He also asserts that in projecting income for the 2012-2013 fiscal year, respondent only identified $500 in gifts. Based on these allegations, he apparently infers that the FFPL must not be using the proceeds from the book sales to support library programs and services. However, such inferences are highly speculative, and petitioner has not provided sufficient evidence to support a finding of any impropriety by respondent in allowing the use of its property or resources by the FFPL to conduct book sales.
Similarly, petitioner has not proven that any benefit to the FFPL from the book sales and the related use of Library property is more than an incidental benefit necessary to achieve the legitimate library purpose of raising funds to support library programs and activities.
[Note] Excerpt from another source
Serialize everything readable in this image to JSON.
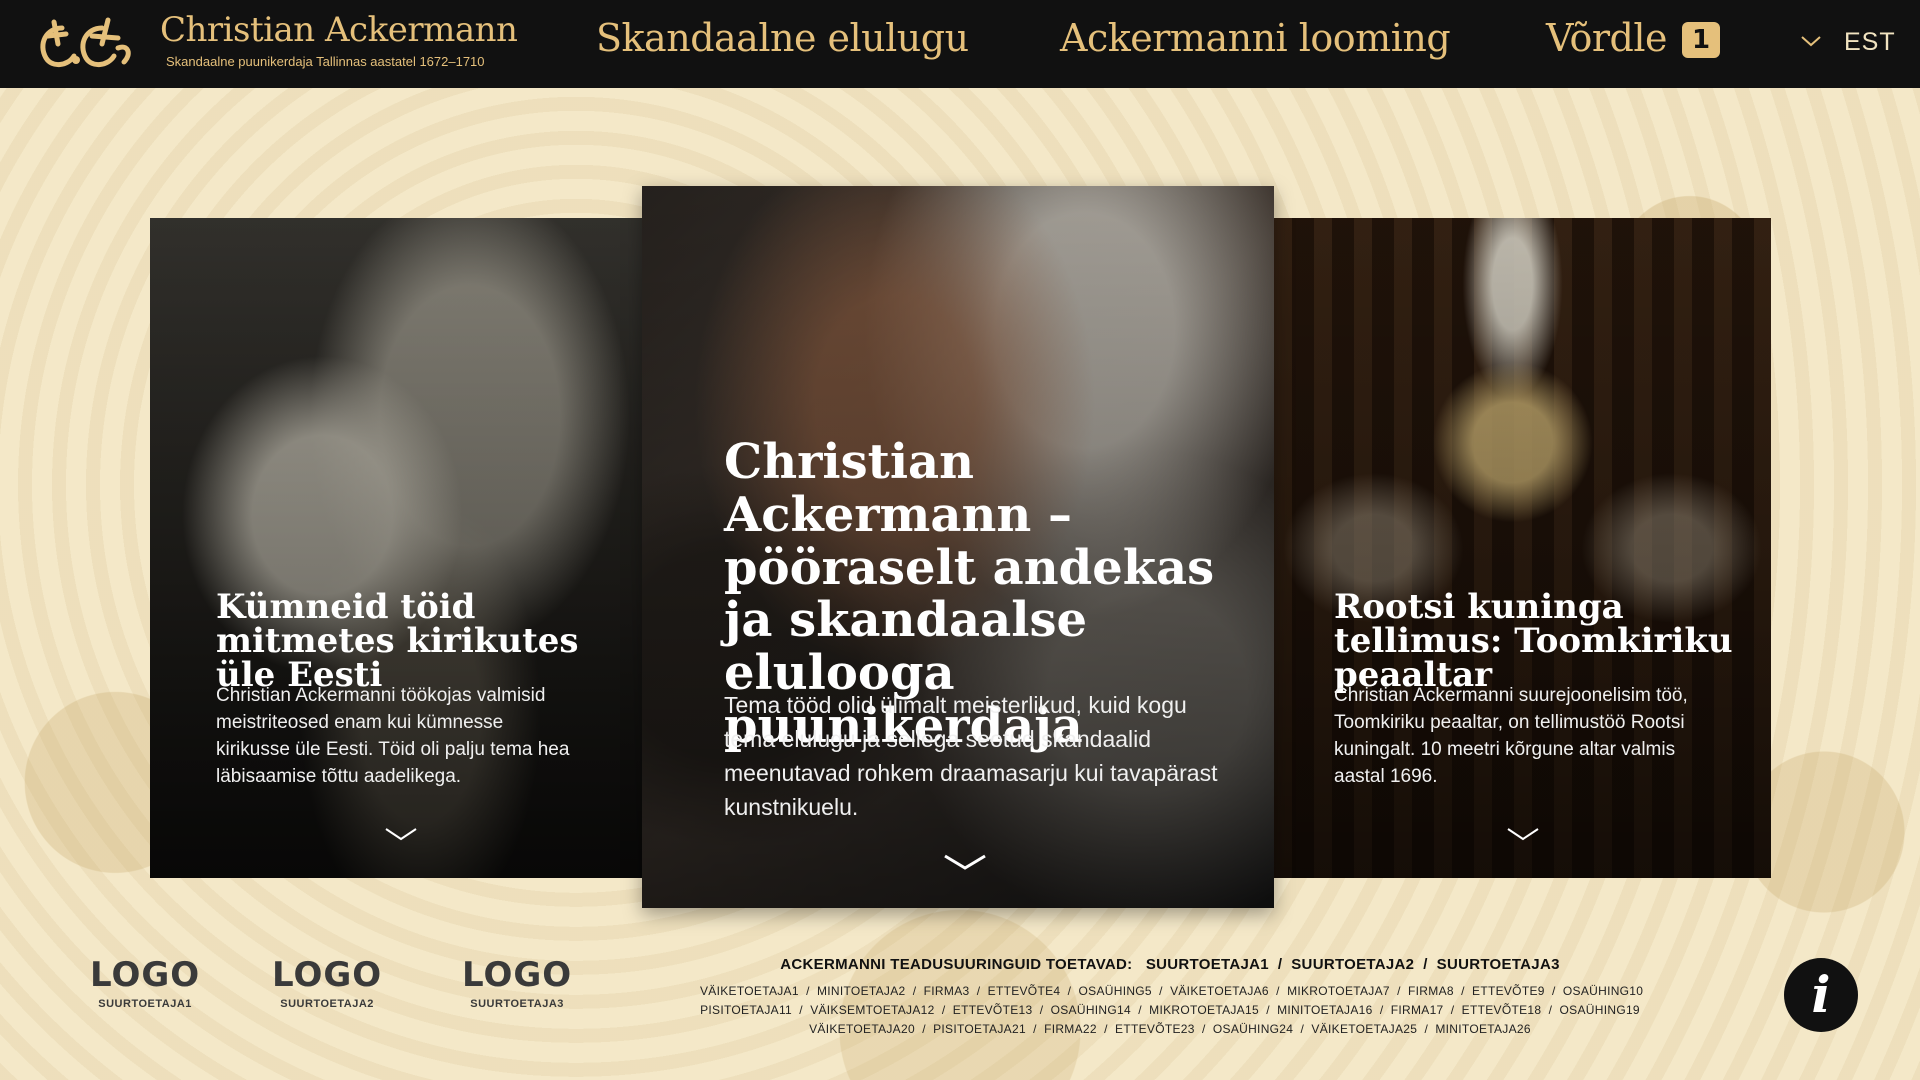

Petitioner has also failed to establish that the role of a Library employee as contact person for the FFPL is in violation of law. It is a common practice for closely related not-for-profit organizations formed for the purpose of providing support to a library, museum or school district to have officers and employees who are also officers or employees of the public entity the not-for-profit corporation serves. A prime example is parent-teacher organizations in school districts across the State, in which public school teachers partner with parents. Petitioner has not identified any basis for finding such an arrangement to be unlawful and indeed I find none.
Finally, although the appeal must be dismissed for the reasons stated above, I urge respondent to avoid future appeals by being more transparent about the fund-raising activities of the FFPL. Since it is known to respondent that the FFPL provides the Library with approximately $15,000-$20,000 each year to support library programs and activities, it should be an easy matter for respondent to document what those programs and services are and to identify to the public upon request where in the Library budget those contributions appear. By so doing, rather than responding in generalities as it did with petitioner’s inquiries, respondent should be able to persuasively document that the FFPL’s activities are of substantial benefit to the Library.
In light of this disposition, I need not address the parties’ remaining contentions.
THE APPEAL IS DIMISSED.
END OF FILE
 I note that nearly identical language is contained in an unnumbered paragraph after subdivision (12) of Education Law §260, which deals specifically with the powers of library trustees.
 “The term ‘school officer’ means a clerk, collector, or treasurer of any school district; a trustee; a member of a board of education or other body in control of the schools by whatever name known in a union free school district, central school district, central high school district, or in a city school district; a superintendent of schools; a district superintendent; a supervisor of attendance or attendance officer; or other elective or appointive officer in a school district whose duties generally relate to the administration of affairs connected with the public school system” (Education Law §2).
 Library trustees, as the trustees of an education corporation, may be removed for misconduct or neglect of duty by the Board of Regents through a proceeding properly commenced pursuant to Education Law §226(4) and §3.31 of the Rules of the Board of Regents.